UW study finds added sugar in two-thirds of packaged food

A new study by the University of Waterloo analyzed 40,000 packaged foods and found that two-thirds have added sugars - including those marketed as healthy alternatives.

Baby food, flavoured dairy products and even granola bars have high levels of added sugar

(TZIDO SUN/Shutterstock)

A new study out of the University of Waterloo has revealed that foods generally considered to be healthy alternatives to pop, candy and baked goods may not be as healthy as you would think.

The study analyzed 40,000 packaged foods and found that two-thirds have added sugars – including those marketed as healthy alternatives, according to David Hammond, a professor in the school of public health and health systems at the University of Waterloo.

The study pointed out that some food products, like baby food, juice, vitamin water, flavoured dairy products and even granola bars, had high levels of added sugar known to be linked with health issues such as obesity, diabetes and heart disease.

New labelling measures

Hammond said manufactures in  the U.S. will soon list the amount of added sugars on their food labels, but Health Canada has decided that it will not follow suite. 

"When they announced their regulations last fall, I think most people were shocked they decided not to," he said.

In an email to CBC News, Health Canada said it introduced two new labelling measures to help Canadians understand the sugars content of their food.

Those measures include requiring that manufactures group sugar-based ingredients between brackets after the words 'sugars' on food labels.

Health Canada has introduced two new labelling measures to better help Canadians understand the sugars content of their food. (Health Canada)

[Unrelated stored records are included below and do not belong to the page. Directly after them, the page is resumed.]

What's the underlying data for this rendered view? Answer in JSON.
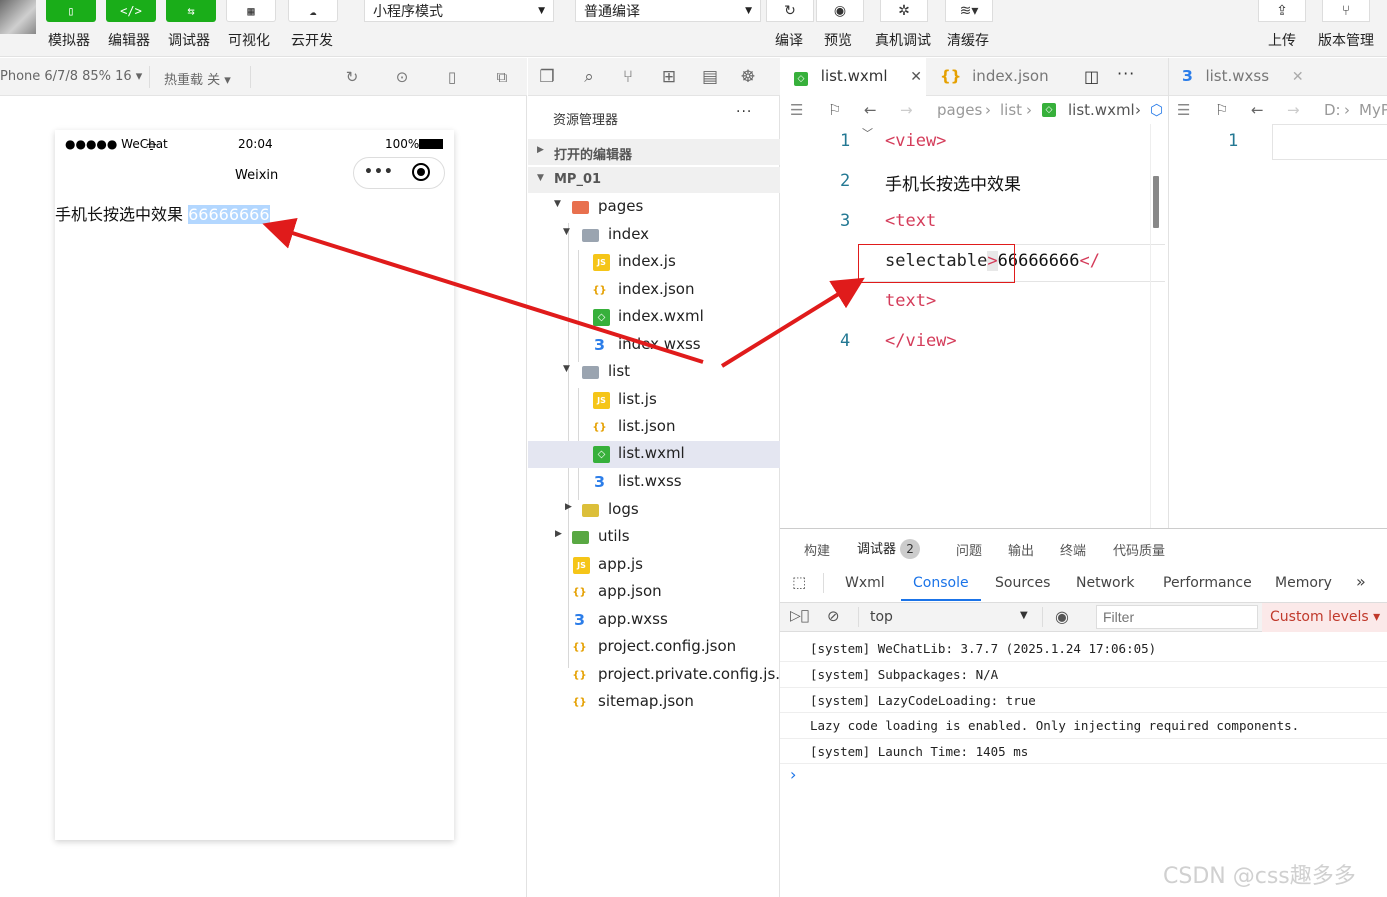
{
  "toolbar": {
    "buttons": [
      {
        "label": "模拟器",
        "icon": "phone-icon"
      },
      {
        "label": "编辑器",
        "icon": "code-icon"
      },
      {
        "label": "调试器",
        "icon": "debug-icon"
      },
      {
        "label": "可视化",
        "icon": "layout-icon"
      },
      {
        "label": "云开发",
        "icon": "cloud-icon"
      }
    ],
    "mode_select": "小程序模式",
    "compile_select": "普通编译",
    "actions": [
      {
        "label": "编译",
        "icon": "refresh-icon"
      },
      {
        "label": "预览",
        "icon": "eye-icon"
      },
      {
        "label": "真机调试",
        "icon": "bug-icon"
      },
      {
        "label": "清缓存",
        "icon": "layers-icon"
      }
    ],
    "right_actions": [
      {
        "label": "上传",
        "icon": "upload-icon"
      },
      {
        "label": "版本管理",
        "icon": "branch-icon"
      }
    ]
  },
  "simulator": {
    "device": "Phone 6/7/8 85% 16 ▾",
    "hot_reload": "热重载 关 ▾",
    "status_carrier": "●●●●● WeChat",
    "status_time": "20:04",
    "status_battery": "100%",
    "nav_title": "Weixin",
    "page_text": "手机长按选中效果 ",
    "selected_text": "66666666"
  },
  "explorer": {
    "title": "资源管理器",
    "more": "···",
    "open_editors": "打开的编辑器",
    "project": "MP_01",
    "tree": [
      {
        "name": "pages",
        "type": "folder-red"
      },
      {
        "name": "index",
        "type": "folder"
      },
      {
        "name": "index.js",
        "type": "js"
      },
      {
        "name": "index.json",
        "type": "json"
      },
      {
        "name": "index.wxml",
        "type": "wxml"
      },
      {
        "name": "index.wxss",
        "type": "wxss"
      },
      {
        "name": "list",
        "type": "folder"
      },
      {
        "name": "list.js",
        "type": "js"
      },
      {
        "name": "list.json",
        "type": "json"
      },
      {
        "name": "list.wxml",
        "type": "wxml"
      },
      {
        "name": "list.wxss",
        "type": "wxss"
      },
      {
        "name": "logs",
        "type": "folder-yel"
      },
      {
        "name": "utils",
        "type": "folder-grn"
      },
      {
        "name": "app.js",
        "type": "js"
      },
      {
        "name": "app.json",
        "type": "json"
      },
      {
        "name": "app.wxss",
        "type": "wxss"
      },
      {
        "name": "project.config.json",
        "type": "json"
      },
      {
        "name": "project.private.config.js...",
        "type": "json"
      },
      {
        "name": "sitemap.json",
        "type": "json"
      }
    ]
  },
  "editor": {
    "tabs": [
      "list.wxml",
      "index.json",
      "list.wxss"
    ],
    "breadcrumb": [
      "pages",
      "list",
      "list.wxml"
    ],
    "breadcrumb2": [
      "D:",
      "MyP"
    ],
    "line_numbers": [
      "1",
      "2",
      "3",
      "4"
    ],
    "code": {
      "l1": "<view>",
      "l2": "手机长按选中效果",
      "l3": "<text",
      "l3b_attr": "selectable",
      "l3b_gt": ">",
      "l3b_val": "66666666",
      "l3b_close": "</",
      "l3c": "text>",
      "l4": "</view>"
    },
    "line_number_right": "1"
  },
  "panel": {
    "tabs": [
      "构建",
      "调试器",
      "问题",
      "输出",
      "终端",
      "代码质量"
    ],
    "debugger_badge": "2",
    "devtools_tabs": [
      "Wxml",
      "Console",
      "Sources",
      "Network",
      "Performance",
      "Memory"
    ],
    "more": "»",
    "context": "top",
    "filter_placeholder": "Filter",
    "levels": "Custom levels ▾",
    "logs": [
      "[system] WeChatLib: 3.7.7 (2025.1.24 17:06:05)",
      "[system] Subpackages: N/A",
      "[system] LazyCodeLoading: true",
      "Lazy code loading is enabled. Only injecting required components.",
      "[system] Launch Time: 1405 ms"
    ],
    "prompt": "›"
  },
  "watermark": "CSDN @css趣多多",
  "colors": {
    "accent_green": "#1aad19",
    "arrow_red": "#e01b1b",
    "tag_red": "#d43c5a",
    "link_blue": "#1a73e8"
  }
}
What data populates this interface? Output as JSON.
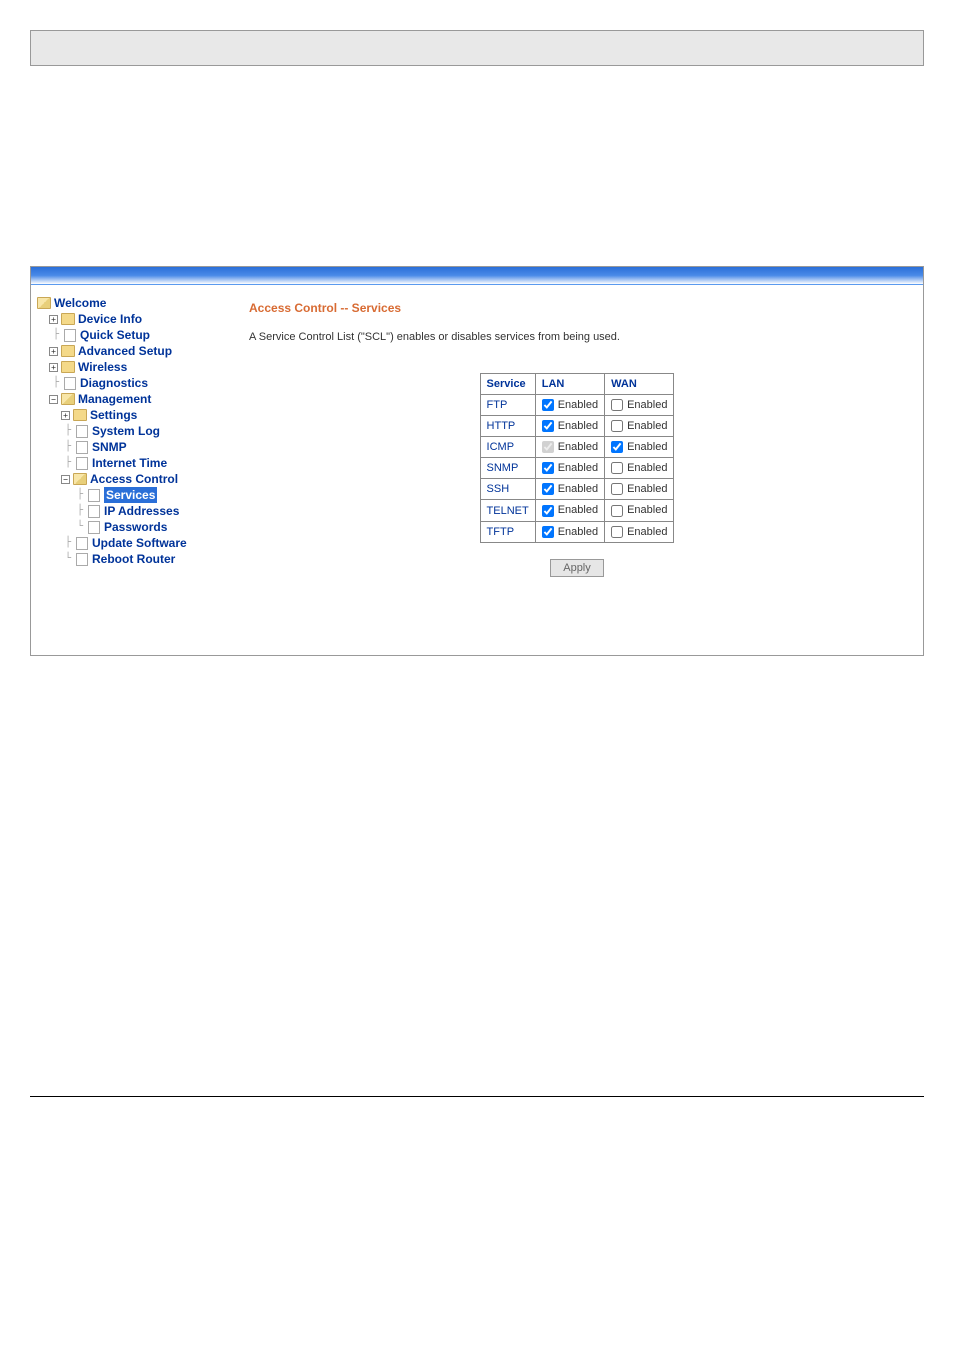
{
  "nav": {
    "welcome": "Welcome",
    "device_info": "Device Info",
    "quick_setup": "Quick Setup",
    "advanced_setup": "Advanced Setup",
    "wireless": "Wireless",
    "diagnostics": "Diagnostics",
    "management": "Management",
    "settings": "Settings",
    "system_log": "System Log",
    "snmp": "SNMP",
    "internet_time": "Internet Time",
    "access_control": "Access Control",
    "services": "Services",
    "ip_addresses": "IP Addresses",
    "passwords": "Passwords",
    "update_software": "Update Software",
    "reboot_router": "Reboot Router"
  },
  "content": {
    "title": "Access Control -- Services",
    "description": "A Service Control List (\"SCL\") enables or disables services from being used.",
    "apply_label": "Apply",
    "table": {
      "headers": {
        "service": "Service",
        "lan": "LAN",
        "wan": "WAN"
      },
      "enabled_label": "Enabled",
      "rows": [
        {
          "service": "FTP",
          "lan_checked": true,
          "lan_disabled": false,
          "wan_checked": false
        },
        {
          "service": "HTTP",
          "lan_checked": true,
          "lan_disabled": false,
          "wan_checked": false
        },
        {
          "service": "ICMP",
          "lan_checked": true,
          "lan_disabled": true,
          "wan_checked": true
        },
        {
          "service": "SNMP",
          "lan_checked": true,
          "lan_disabled": false,
          "wan_checked": false
        },
        {
          "service": "SSH",
          "lan_checked": true,
          "lan_disabled": false,
          "wan_checked": false
        },
        {
          "service": "TELNET",
          "lan_checked": true,
          "lan_disabled": false,
          "wan_checked": false
        },
        {
          "service": "TFTP",
          "lan_checked": true,
          "lan_disabled": false,
          "wan_checked": false
        }
      ]
    }
  }
}
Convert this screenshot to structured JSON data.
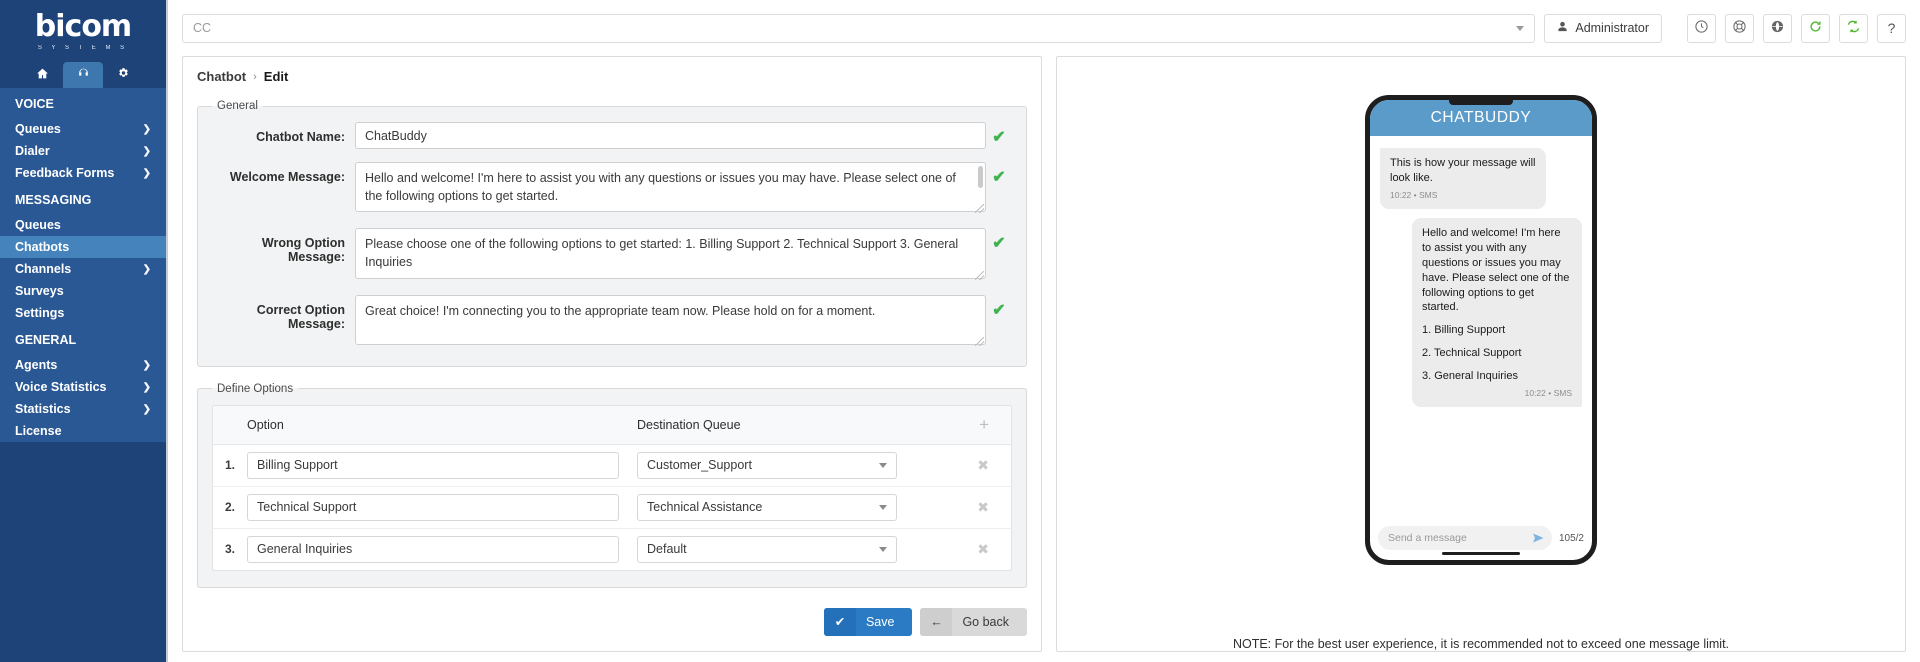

The second measure looks at adding the per cent of daily value for the amount of total sugars in the Nutrition Fact table. Health Canada says it's not a recommended level of intake, rather it is "the amount of total sugars that is consistent with a healthy eating pattern."